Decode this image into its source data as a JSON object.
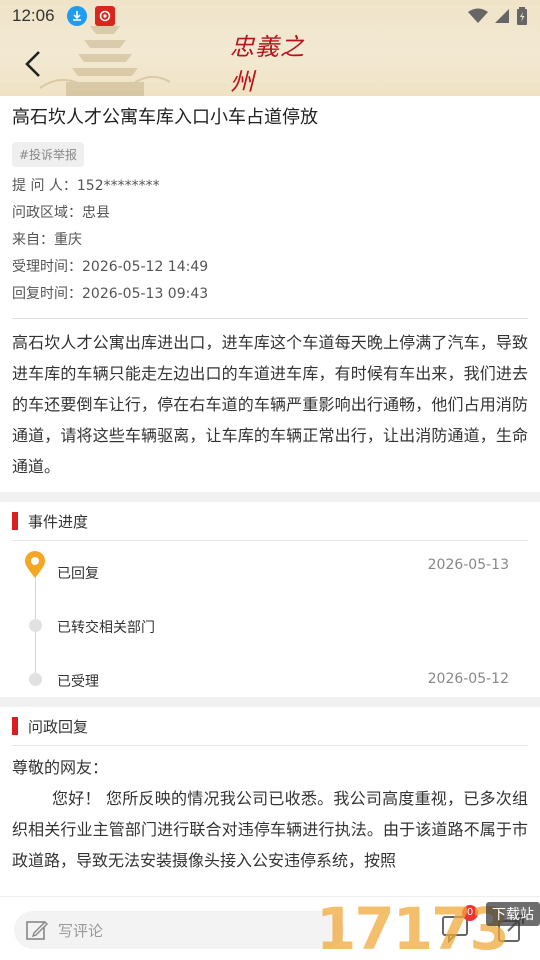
{
  "status_bar": {
    "time": "12:06"
  },
  "header": {
    "logo_text": "忠義之州"
  },
  "article": {
    "title": "高石坎人才公寓车库入口小车占道停放",
    "tag": "#投诉举报",
    "meta": {
      "asker": "提  问 人：152********",
      "region": "问政区域：忠县",
      "source": "来自：重庆",
      "accepted": "受理时间：2026-05-12 14:49",
      "replied": "回复时间：2026-05-13 09:43"
    },
    "body": "高石坎人才公寓出库进出口，进车库这个车道每天晚上停满了汽车，导致进车库的车辆只能走左边出口的车道进车库，有时候有车出来，我们进去的车还要倒车让行，停在右车道的车辆严重影响出行通畅，他们占用消防通道，请将这些车辆驱离，让车库的车辆正常出行，让出消防通道，生命通道。"
  },
  "progress": {
    "title": "事件进度",
    "steps": [
      {
        "label": "已回复",
        "date": "2026-05-13"
      },
      {
        "label": "已转交相关部门",
        "date": ""
      },
      {
        "label": "已受理",
        "date": "2026-05-12"
      }
    ]
  },
  "reply": {
    "title": "问政回复",
    "greeting": "尊敬的网友：",
    "text": "您好！ 您所反映的情况我公司已收悉。我公司高度重视，已多次组织相关行业主管部门进行联合对违停车辆进行执法。由于该道路不属于市政道路，导致无法安装摄像头接入公安违停系统，按照"
  },
  "bottom_bar": {
    "comment_placeholder": "写评论",
    "message_count": "0"
  },
  "watermark": {
    "number": "17173",
    "label": "下载站"
  },
  "colors": {
    "accent_red": "#d81e1e",
    "pin_orange": "#f5a623",
    "header_bg": "#efe3c8"
  }
}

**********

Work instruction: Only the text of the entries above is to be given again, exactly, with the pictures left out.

Answer to the exercise:
Decode this image into its source data as a JSON object.
{
  "status_bar": {
    "time": "12:06"
  },
  "header": {
    "logo_text": "忠義之州"
  },
  "article": {
    "title": "高石坎人才公寓车库入口小车占道停放",
    "tag": "#投诉举报",
    "meta": {
      "asker": "提  问 人：152********",
      "region": "问政区域：忠县",
      "source": "来自：重庆",
      "accepted": "受理时间：2026-05-12 14:49",
      "replied": "回复时间：2026-05-13 09:43"
    },
    "body": "高石坎人才公寓出库进出口，进车库这个车道每天晚上停满了汽车，导致进车库的车辆只能走左边出口的车道进车库，有时候有车出来，我们进去的车还要倒车让行，停在右车道的车辆严重影响出行通畅，他们占用消防通道，请将这些车辆驱离，让车库的车辆正常出行，让出消防通道，生命通道。"
  },
  "progress": {
    "title": "事件进度",
    "steps": [
      {
        "label": "已回复",
        "date": "2026-05-13"
      },
      {
        "label": "已转交相关部门",
        "date": ""
      },
      {
        "label": "已受理",
        "date": "2026-05-12"
      }
    ]
  },
  "reply": {
    "title": "问政回复",
    "greeting": "尊敬的网友：",
    "text": "您好！ 您所反映的情况我公司已收悉。我公司高度重视，已多次组织相关行业主管部门进行联合对违停车辆进行执法。由于该道路不属于市政道路，导致无法安装摄像头接入公安违停系统，按照"
  },
  "bottom_bar": {
    "comment_placeholder": "写评论",
    "message_count": "0"
  },
  "watermark": {
    "number": "17173",
    "label": "下载站"
  },
  "colors": {
    "accent_red": "#d81e1e",
    "pin_orange": "#f5a623",
    "header_bg": "#efe3c8"
  }
}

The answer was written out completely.